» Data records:
******
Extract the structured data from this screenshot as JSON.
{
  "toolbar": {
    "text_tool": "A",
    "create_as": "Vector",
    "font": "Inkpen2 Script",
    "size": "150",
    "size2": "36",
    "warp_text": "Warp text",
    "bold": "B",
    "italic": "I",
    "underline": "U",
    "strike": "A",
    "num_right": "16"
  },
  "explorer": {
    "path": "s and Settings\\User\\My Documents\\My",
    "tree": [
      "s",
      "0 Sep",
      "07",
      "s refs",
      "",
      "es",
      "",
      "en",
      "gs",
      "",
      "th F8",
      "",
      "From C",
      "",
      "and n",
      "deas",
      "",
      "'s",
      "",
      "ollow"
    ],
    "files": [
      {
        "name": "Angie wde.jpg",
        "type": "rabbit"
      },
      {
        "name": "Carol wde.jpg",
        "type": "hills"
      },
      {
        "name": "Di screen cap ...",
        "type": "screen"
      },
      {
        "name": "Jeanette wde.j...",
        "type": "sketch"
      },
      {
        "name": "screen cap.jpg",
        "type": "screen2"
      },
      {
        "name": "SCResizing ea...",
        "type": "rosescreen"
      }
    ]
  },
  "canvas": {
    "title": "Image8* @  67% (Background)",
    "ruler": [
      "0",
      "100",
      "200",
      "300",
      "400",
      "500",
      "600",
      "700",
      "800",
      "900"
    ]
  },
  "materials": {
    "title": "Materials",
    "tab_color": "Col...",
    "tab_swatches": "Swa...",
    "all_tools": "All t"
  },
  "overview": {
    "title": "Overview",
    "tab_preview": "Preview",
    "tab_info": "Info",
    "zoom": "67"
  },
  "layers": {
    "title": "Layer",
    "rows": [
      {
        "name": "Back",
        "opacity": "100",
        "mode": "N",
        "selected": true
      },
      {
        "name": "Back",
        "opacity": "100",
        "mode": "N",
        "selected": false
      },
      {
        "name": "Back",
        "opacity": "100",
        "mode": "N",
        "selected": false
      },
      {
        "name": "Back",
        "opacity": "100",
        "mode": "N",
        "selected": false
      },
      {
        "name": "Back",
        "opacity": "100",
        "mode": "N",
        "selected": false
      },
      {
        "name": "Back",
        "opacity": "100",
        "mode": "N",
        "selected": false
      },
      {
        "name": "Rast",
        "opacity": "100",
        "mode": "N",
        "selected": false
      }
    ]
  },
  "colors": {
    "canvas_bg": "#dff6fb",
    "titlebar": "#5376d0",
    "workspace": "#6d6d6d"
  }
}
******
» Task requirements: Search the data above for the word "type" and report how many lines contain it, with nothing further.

» Answer section: 6